Times Are Tough — And Other Unrelated Observations
We, as an industry, are joined at the hip, and there is nothing good for anyone when times are tough for some.
June 13, 2008
The industry today is in disarray, if weather is the scorekeeper. The drought in the Southeast and the fires in California — to say nothing of floods and late freezes elsewhere — have knocked even battle-hardened growers and gardeners for a loop. Even with all our high-tech gadgets in the greenhouse, highfalutin market nonsense in retail and high fives by gardeners, we are still nothing more than glorified farmers, whose very existence and well-being are tied to the weather. The only problem is that farmers' produce is always essential, ours is not.
We are farmers.
Farmers have struggled for years with the vagaries of poor crops due to poor weather. We are no different: today, our margins have been pinched so tight there is no wiggle room. One bad season makes us teeter, one very bad year closes the doors.
The domino effect of closures and Chapter 11 filings will be felt for many years. The lack of rain is physically debilitating, but worse by far are the mental scars. Consumer memories are long and spring optimism quickly morphs to pragmatism. Even in the pouring rain, the dead grass, the puny geraniums and the draconian water restrictions of last summer are as palpable as the puddles they stand in today.
We Are One
Fortunately, not all parts of the country felt the misery of the Southeast, but from where I stand, we as an industry are joined at the hip, and there is nothing good for anyone when times are tough for some.
A couple of difficult issues to get our hands around:
I have had many sit downs with intelligent people and various "topics de jour" arise. A question, innocently enough asked, is "If I can't make money or show people how a particular product or activity saves money, why adopt it?" One of them is the issue of sustainability. "We have been doing it our way and we are just fine, thank you."
The native plant enthusiasts can be equally loud, and are asking why we don't offer more native plants at the retail center? If I have heard it once, I have heard it a dozen times. "Of course I believe in native plants, all the plants we sell are native somewhere." That was cute five years ago, but is not appropriate any longer. My daughter Heather may never walk into a garden center and ask for a native plant or demand to know if organic fertilizers have been used in the production of the plants, so again the question is asked, "Why should we care?"

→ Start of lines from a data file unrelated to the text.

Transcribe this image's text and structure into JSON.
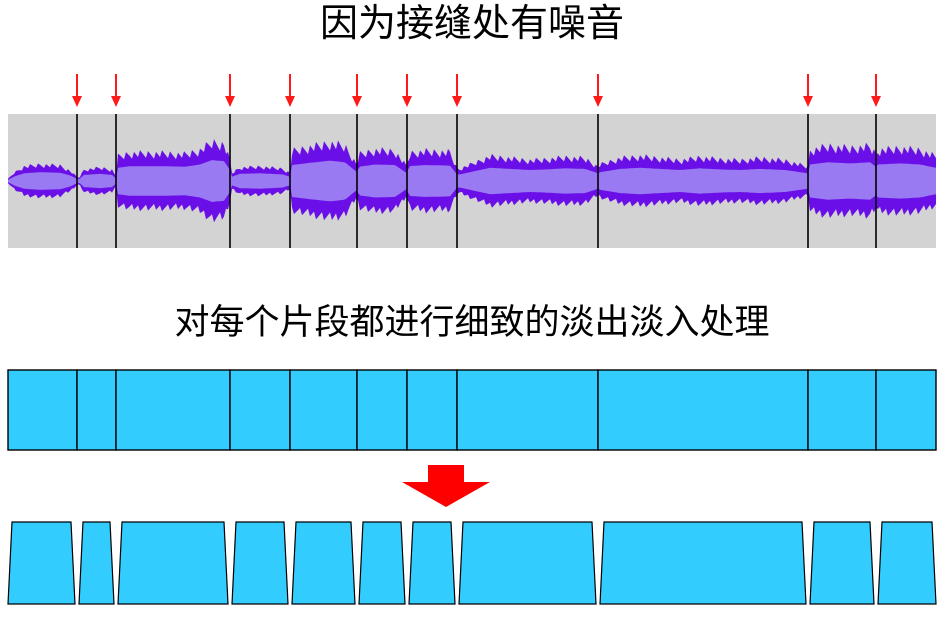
{
  "titles": {
    "top": "因为接缝处有噪音",
    "middle": "对每个片段都进行细致的淡出淡入处理"
  },
  "colors": {
    "text": "#000000",
    "seam_arrow": "#ff1a1a",
    "waveform_background": "#d3d3d3",
    "waveform_outer": "#6a0fe8",
    "waveform_inner": "#9a7af2",
    "seam_line": "#000000",
    "segment_fill": "#33ccff",
    "segment_stroke": "#000000",
    "process_arrow": "#ff0000"
  },
  "icons": {
    "seam_marker": "red-down-arrow-icon",
    "process": "big-red-down-arrow-icon"
  }
}
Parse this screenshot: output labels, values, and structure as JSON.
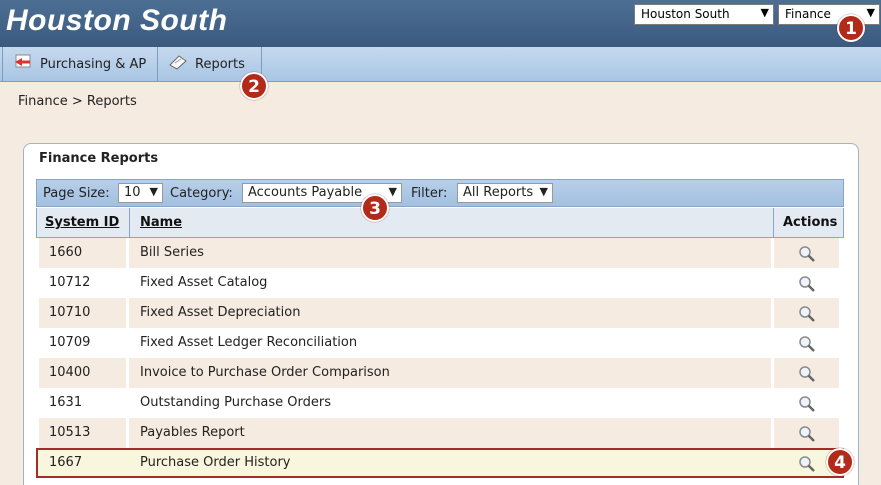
{
  "header": {
    "title": "Houston South",
    "campus_select": "Houston South",
    "module_select": "Finance"
  },
  "nav": {
    "items": [
      {
        "label": "Purchasing & AP",
        "icon": "purchasing-icon"
      },
      {
        "label": "Reports",
        "icon": "reports-icon"
      }
    ]
  },
  "breadcrumb": "Finance > Reports",
  "panel": {
    "title": "Finance Reports",
    "filters": {
      "page_size_label": "Page Size:",
      "page_size": "10",
      "category_label": "Category:",
      "category": "Accounts Payable",
      "filter_label": "Filter:",
      "filter": "All Reports"
    },
    "columns": {
      "id": "System ID",
      "name": "Name",
      "actions": "Actions"
    },
    "rows": [
      {
        "id": "1660",
        "name": "Bill Series"
      },
      {
        "id": "10712",
        "name": "Fixed Asset Catalog"
      },
      {
        "id": "10710",
        "name": "Fixed Asset Depreciation"
      },
      {
        "id": "10709",
        "name": "Fixed Asset Ledger Reconciliation"
      },
      {
        "id": "10400",
        "name": "Invoice to Purchase Order Comparison"
      },
      {
        "id": "1631",
        "name": "Outstanding Purchase Orders"
      },
      {
        "id": "10513",
        "name": "Payables Report"
      },
      {
        "id": "1667",
        "name": "Purchase Order History"
      }
    ]
  },
  "callouts": [
    "1",
    "2",
    "3",
    "4"
  ],
  "colors": {
    "accent": "#3a5a7e",
    "callout": "#b22a18",
    "row_alt": "#f5ebe0",
    "highlight_border": "#a52a2a"
  }
}
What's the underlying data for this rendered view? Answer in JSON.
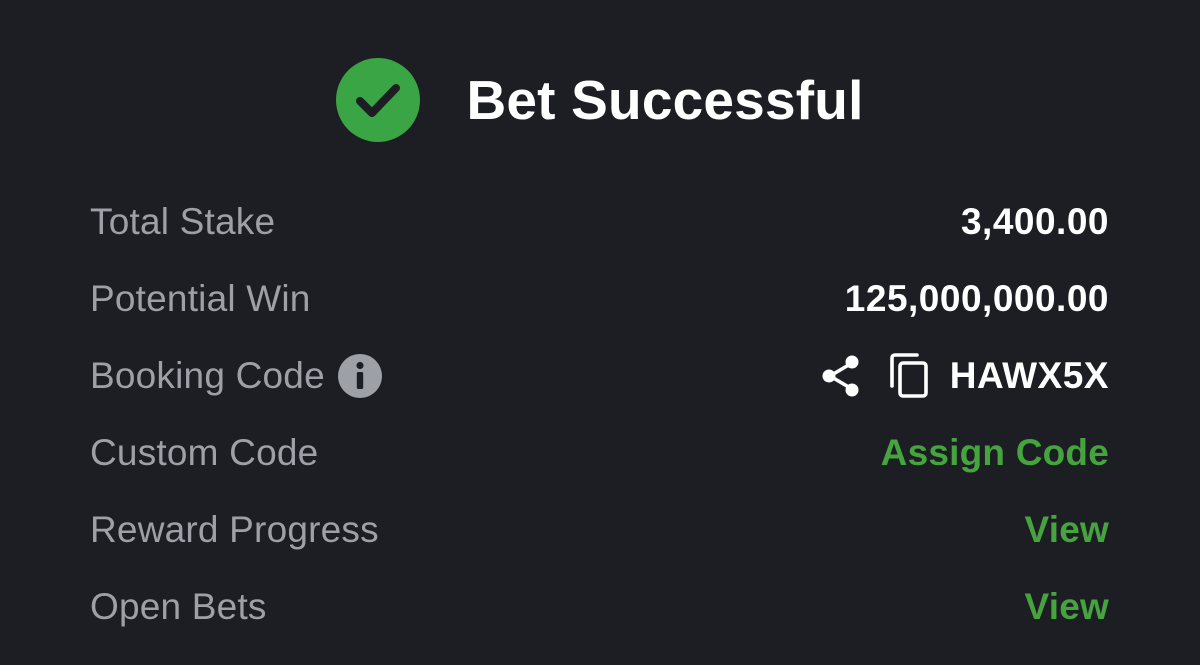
{
  "header": {
    "title": "Bet Successful",
    "icon": "check-circle-icon",
    "success_color": "#3aa544"
  },
  "rows": {
    "total_stake": {
      "label": "Total Stake",
      "value": "3,400.00"
    },
    "potential_win": {
      "label": "Potential Win",
      "value": "125,000,000.00"
    },
    "booking_code": {
      "label": "Booking Code",
      "info_icon": "info-icon",
      "share_icon": "share-icon",
      "copy_icon": "copy-icon",
      "value": "HAWX5X"
    },
    "custom_code": {
      "label": "Custom Code",
      "link": "Assign Code"
    },
    "reward_progress": {
      "label": "Reward Progress",
      "link": "View"
    },
    "open_bets": {
      "label": "Open Bets",
      "link": "View"
    }
  },
  "colors": {
    "background": "#1d1e23",
    "label": "#9ea0a8",
    "value": "#ffffff",
    "link": "#46a43f"
  }
}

A No-Brainer For Some
In fact, sustainability is a no-brainer. Reducing inputs, eliminating waste, getting a little better at how we handle run off, plastics, fertility and chemicals will save money and provide a "feel-good experience." Anyone growing perennials is already growing dozens of North American natives. Simply letting your customers know you use or can provide Native American plants gives them the opportunity to deal with you. Heather may walk by the banner proclaiming, "I Love American Plants" but her friend may not. And providing good performing plants that are also native - what's not to love?
A Troubling Mindset
With the scary weather all around us, often resulting in slimmer and slimmer margins, there is little doubt that growers, consumers and salespeople will be more conservative in the near future. Conservative in the number of plants grown, and certainly more conservative in what is grown. The immediate big losers will be "new plants," simply because numbers are smaller, and they require a year or two to get traction. Many growers no longer feel they can afford that time. This is a troubling mind-set. The bread and butter items will be buttered more profusely, ending in even more commodity items and even lower margins.
I am sounding a little more pessimistic than usual, perhaps it has simply been a bad week. After all, my beloved Athens, Ga., has lost a number of fine retailers in the drought, and more will likely fall. The Southeast has taken a kicking, but no worries, the South will rise again. As for California, they are rebuilding as we read.
Tough old birds, these horticultural people. I love them all.
Allan Armitage is a professor, Department of Horticulture, University of Georgia, Athens, Ga. You can email him at firstname.lastname@example.org.